Tuesday Aug 11 2009
Guides’ murders remain mysteries
By: Penne Usher Journal Correspondent
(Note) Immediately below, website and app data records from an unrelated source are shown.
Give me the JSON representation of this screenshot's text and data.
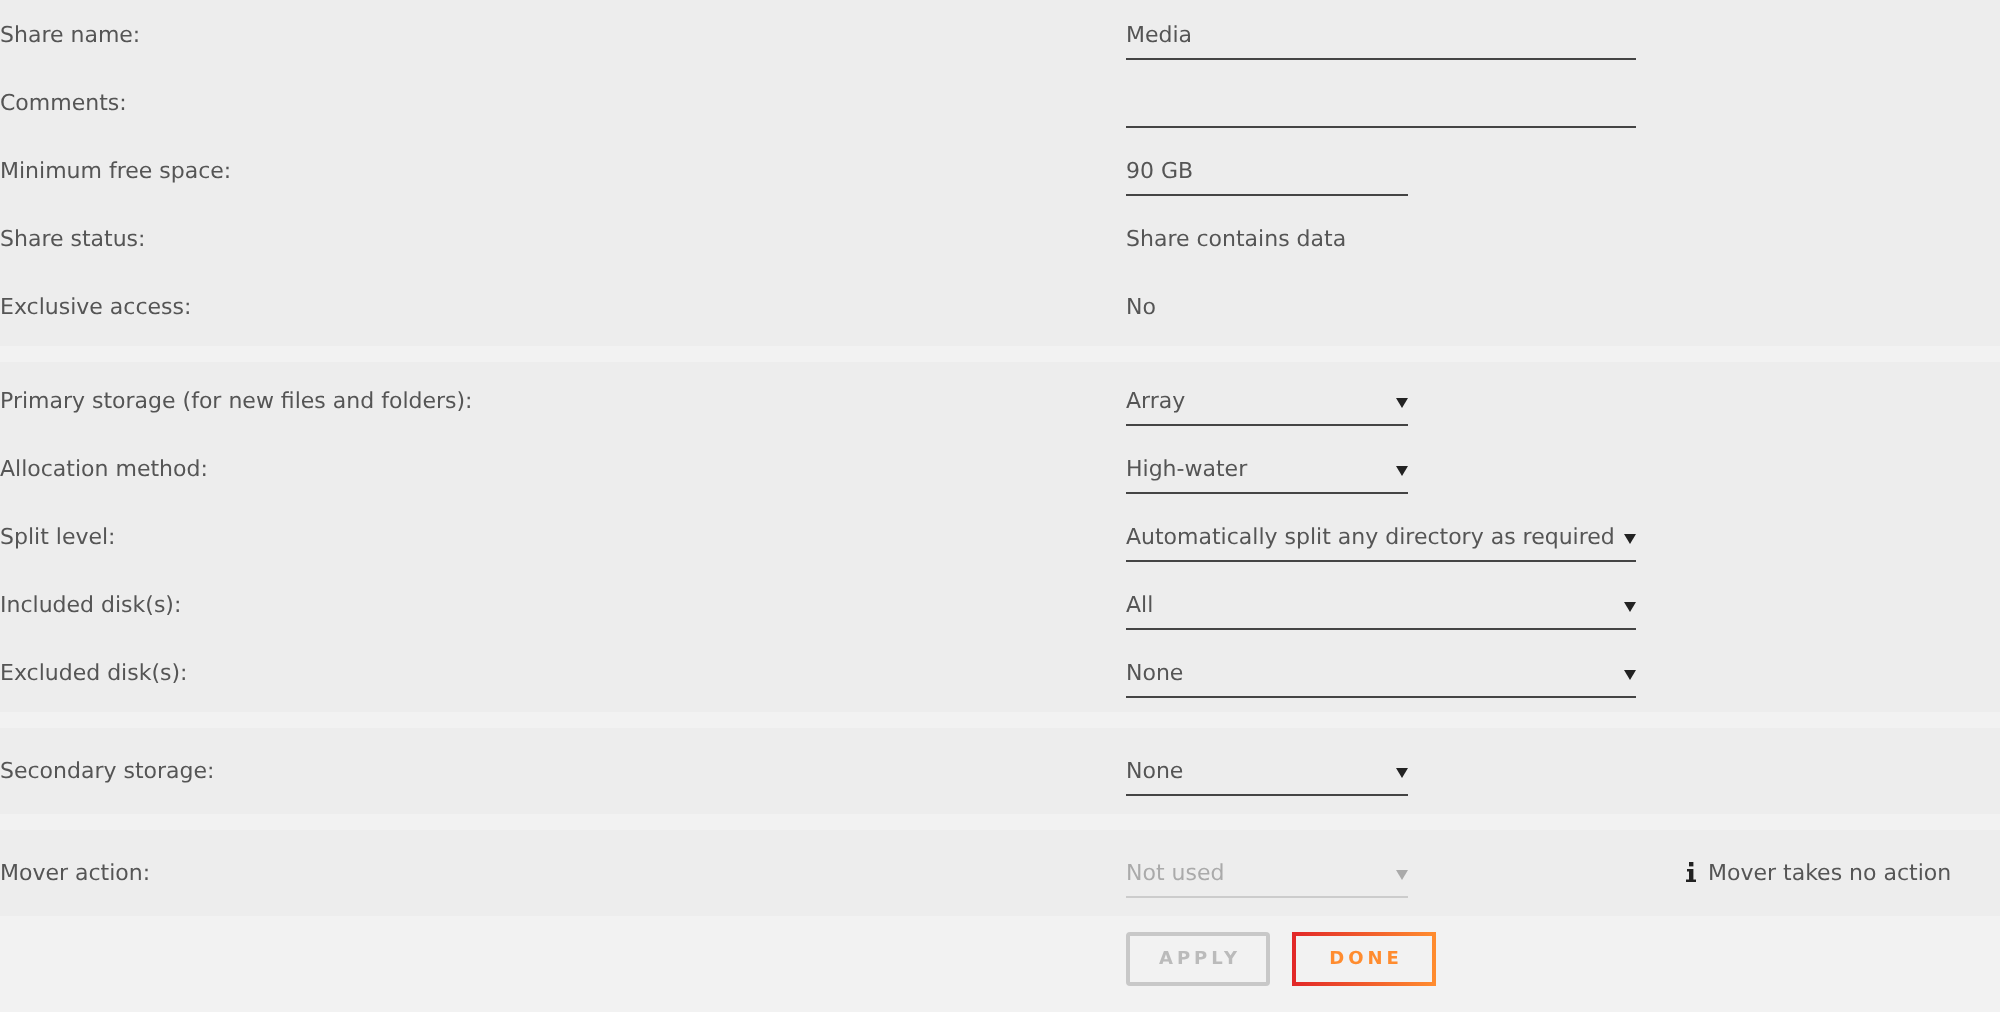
{
  "sections": [
    {
      "rows": [
        {
          "label": "Share name:",
          "kind": "input",
          "value": "Media"
        },
        {
          "label": "Comments:",
          "kind": "input"
        },
        {
          "label": "Minimum free space:",
          "kind": "input",
          "value": "90 GB"
        },
        {
          "label": "Share status:",
          "kind": "text",
          "value": "Share contains data"
        },
        {
          "label": "Exclusive access:",
          "kind": "text",
          "value": "No"
        }
      ]
    },
    {
      "rows": [
        {
          "label": "Primary storage (for new files and folders):",
          "kind": "select",
          "value": "Array",
          "disabled": false
        },
        {
          "label": "Allocation method:",
          "kind": "select",
          "value": "High-water",
          "disabled": false
        },
        {
          "label": "Split level:",
          "kind": "select",
          "value": "Automatically split any directory as required",
          "disabled": false
        },
        {
          "label": "Included disk(s):",
          "kind": "select",
          "value": "All",
          "disabled": false
        },
        {
          "label": "Excluded disk(s):",
          "kind": "select",
          "value": "None",
          "disabled": false
        }
      ]
    },
    {
      "rows": [
        {
          "label": "Secondary storage:",
          "kind": "select",
          "value": "None",
          "disabled": false
        }
      ]
    },
    {
      "rows": [
        {
          "label": "Mover action:",
          "kind": "select",
          "value": "Not used",
          "disabled": true,
          "note": "Mover takes no action"
        }
      ]
    }
  ],
  "buttons": [
    {
      "label": "APPLY",
      "disabled": true
    },
    {
      "label": "DONE",
      "disabled": false
    }
  ]
}
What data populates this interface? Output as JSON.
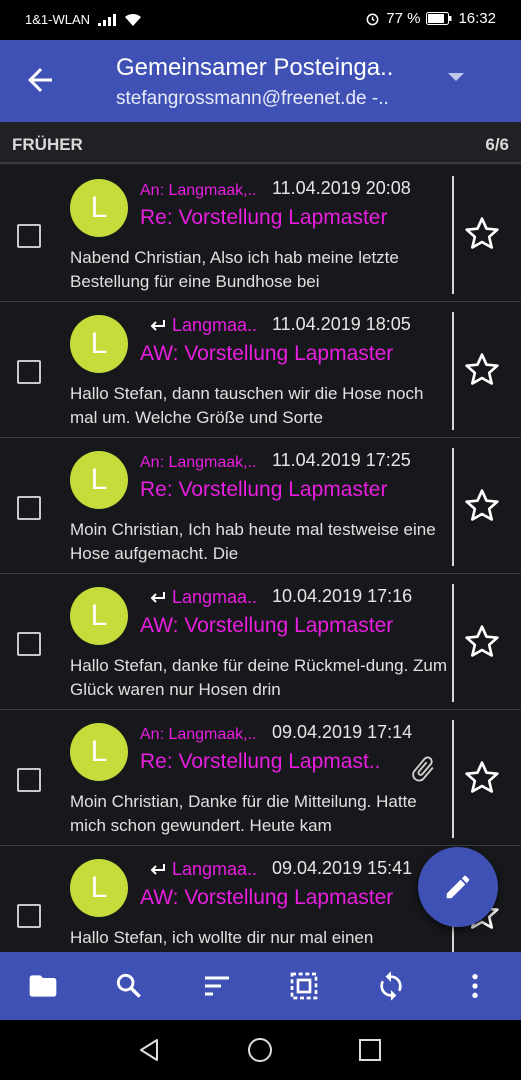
{
  "status_bar": {
    "carrier": "1&1-WLAN",
    "battery": "77 %",
    "time": "16:32"
  },
  "app_bar": {
    "title": "Gemeinsamer Posteinga..",
    "subtitle": "stefangrossmann@freenet.de -.."
  },
  "section": {
    "label": "FRÜHER",
    "count": "6/6"
  },
  "messages": [
    {
      "sender": "An: Langmaak,..",
      "type": "sent",
      "date": "11.04.2019 20:08",
      "subject": "Re: Vorstellung Lapmaster",
      "preview": "Nabend Christian, Also ich hab meine letzte Bestellung für eine Bundhose bei",
      "avatar": "L",
      "attachment": false
    },
    {
      "sender": "Langmaa..",
      "type": "reply",
      "date": "11.04.2019 18:05",
      "subject": "AW: Vorstellung Lapmaster",
      "preview": "Hallo Stefan, dann tauschen wir die Hose noch mal um. Welche Größe und Sorte",
      "avatar": "L",
      "attachment": false
    },
    {
      "sender": "An: Langmaak,..",
      "type": "sent",
      "date": "11.04.2019 17:25",
      "subject": "Re: Vorstellung Lapmaster",
      "preview": "Moin Christian, Ich hab heute mal testweise eine Hose aufgemacht. Die",
      "avatar": "L",
      "attachment": false
    },
    {
      "sender": "Langmaa..",
      "type": "reply",
      "date": "10.04.2019 17:16",
      "subject": "AW: Vorstellung Lapmaster",
      "preview": "Hallo Stefan, danke für deine Rückmel-dung. Zum Glück waren nur Hosen drin",
      "avatar": "L",
      "attachment": false
    },
    {
      "sender": "An: Langmaak,..",
      "type": "sent",
      "date": "09.04.2019 17:14",
      "subject": "Re: Vorstellung Lapmast..",
      "preview": "Moin Christian, Danke für die Mitteilung. Hatte mich schon gewundert. Heute kam",
      "avatar": "L",
      "attachment": true
    },
    {
      "sender": "Langmaa..",
      "type": "reply",
      "date": "09.04.2019 15:41",
      "subject": "AW: Vorstellung Lapmaster",
      "preview": "Hallo Stefan, ich wollte dir nur mal einen",
      "avatar": "L",
      "attachment": false
    }
  ],
  "colors": {
    "primary": "#3f51b5",
    "accent_text": "#e91ee0",
    "avatar": "#c6dc3a"
  },
  "icons": {
    "toolbar": [
      "folder-icon",
      "search-icon",
      "sort-icon",
      "select-all-icon",
      "sync-icon",
      "more-vert-icon"
    ],
    "fab": "edit-icon"
  }
}
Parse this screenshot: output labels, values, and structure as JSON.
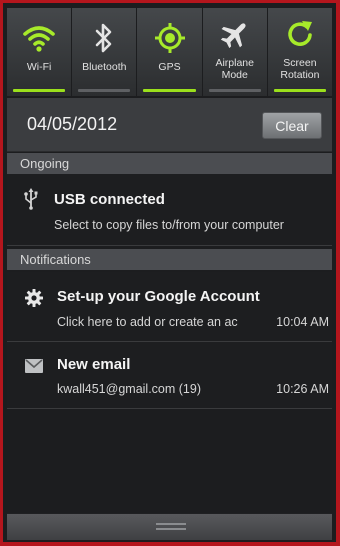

On Friday it will be five years since two El Dorado County river-rafting guides were brutally murdered while they slept on a beach. Their families had hoped that DNA evidence might finger the killer. But DNA from Joseph Henry Burgess, 62, who was killed July 16 in a shootout with police in New Mexico, did not match the sample collected from the guides’ crime scene. Burgess was a “person of interest” in the murder of Jason Allen, then 26, of Michigan and Lindsay Cutshall, then 22, of Ohio. The engaged couple were found shot to death Aug. 15, 2004 while they slept on a stretch of Sonoma County coastline. “The DNA is not a match, but we weren’t too surprised,” Lindsay’s mother, Kathy Cutshall, said Tuesday. “It was a long shot. The DNA found (at the murder scene) could have belonged to anyone who had been on the beach.” The couple, who at the time worked for Rock-N-Water in El Dorado County as rafting guides, were found dead, each from a single gunshot wound to the head. The scene indicated that an unknown assailant shot both victims, Sonoma County officials have said. There was no indication of a struggle. Burgess was wanted for the 1972 slaying of a couple along a Canadian beach. That crime bears striking similarities to the Allen and Cutshall murders. Capt. Matt McCaffrey, of the Sonoma County Sheriff’s Office, said law enforcement officials looked at similar cases and came across a 37-year-old case out of Canada. “There were a lot of similarities in the two cases,” he said. In 1972 Ann Barbara Durrant, 20, and Leif Bertil Carlsson, 19, were found shot to death in their sleeping bag on a Vancouver Island beach. Fingerprints left on a Bible at the murder scene reportedly belonged to Burgess, who hadn’t been seen or heard from since. That is until a sting operation in the Jemez Mountains was put into place to catch a burglar. Burgess was killed, along with an officer in the July shootout. The Allen and Cutshall families now may never know who took the lives of their children, but the investigation will continue if new leads develop. “The most difficult thing to deal with was the loss of Lindsay and Jason,” Kathy Cutshall said. “The only way we can survive is to leave (the killer’s fate) in God’s hands. Someday he will meet his maker.